Check the records below for the word "systems" and state how many lines contain it, replying with the number only.

** Opening SUPPLIED DATA block **

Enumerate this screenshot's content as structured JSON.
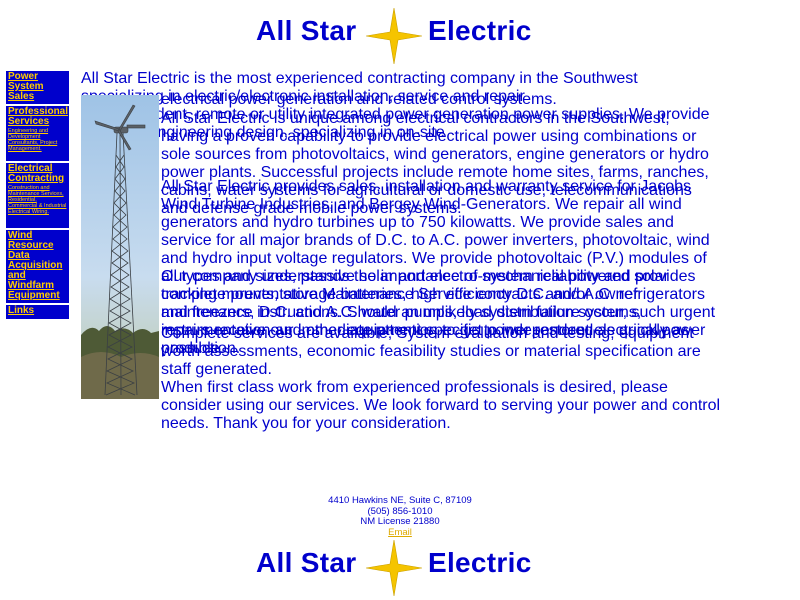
{
  "brand": {
    "word1": "All Star",
    "word2": "Electric",
    "icon": "four-point-star-icon",
    "star_color": "#f5c400"
  },
  "nav": {
    "items": [
      {
        "label": "Power System Sales",
        "desc": ""
      },
      {
        "label": "Professional Services",
        "desc": "Engineering and Development Consultants, Project Management."
      },
      {
        "label": "Electrical Contracting",
        "desc": "Construction and Maintenance Services, Residential, Commercial & Industrial Electrical Wiring."
      },
      {
        "label": "Wind Resource Data Acquisition and Windfarm Equipment",
        "desc": ""
      },
      {
        "label": "Links",
        "desc": ""
      }
    ]
  },
  "content": {
    "intro_first_line": "All Star Electric is the most experienced contracting company in the Southwest specializing in electric/electronic installation, service and repair",
    "intro_second_line": "of independent, remote or utility integrated power generation power supplies. We provide electrical engineering design, specializing in on-site",
    "intro_rest": "electrical power generation and related control systems.",
    "p2": "All Star Electric is unique among electrical contractors in the Southwest, having a proven capability to provide electrical power using combinations or sole sources from photovoltaics, wind generators, engine generators or hydro power plants. Successful projects include remote home sites, farms, ranches, cabins, water systems for agricultural or domestic use, telecommunications and defense grade mobile power systems.",
    "p3": "All Star Electric provides sales, installation and warranty service for Jacobs Wind Turbine Industries, and Bergey Wind-Generators. We repair all wind generators and hydro turbines up to 750 kilowatts. We provide sales and service for all major brands of D.C. to A.C. power inverters, photovoltaic, wind and hydro input voltage regulators. We provide photovoltaic (P.V.) modules of all types and sizes, passive solar and electro-mechanical powered solar tracking mounts, storage batteries, high efficiency D.C. and A.C. refrigerators and freezers, D.C. and A.C. water pumps, load distribution systems, instrumentation and other equipment specific to independent electrical power production.",
    "p4": "Our company understands the importance of system reliability and provides complete preventative Maintenance Service contracts and/or owner maintenance instructions. Should an unlikely system failure occur, such urgent repairs receive our immediate attention to get power restored as quickly as possible.",
    "p5a": "Complete services are available; System evaluation and testing, equipment worth assessments, economic feasibility studies or material specification are staff generated.",
    "p5b": "When first class work from experienced professionals is desired, please consider using our services. We look forward to serving your power and control needs. Thank you for your consideration."
  },
  "footer": {
    "address": "4410 Hawkins NE, Suite C, 87109",
    "phone": "(505) 856-1010",
    "license": "NM License 21880",
    "email_label": "Email"
  }
}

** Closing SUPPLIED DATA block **

● **ANSWER TO THIS PROBLEM**
3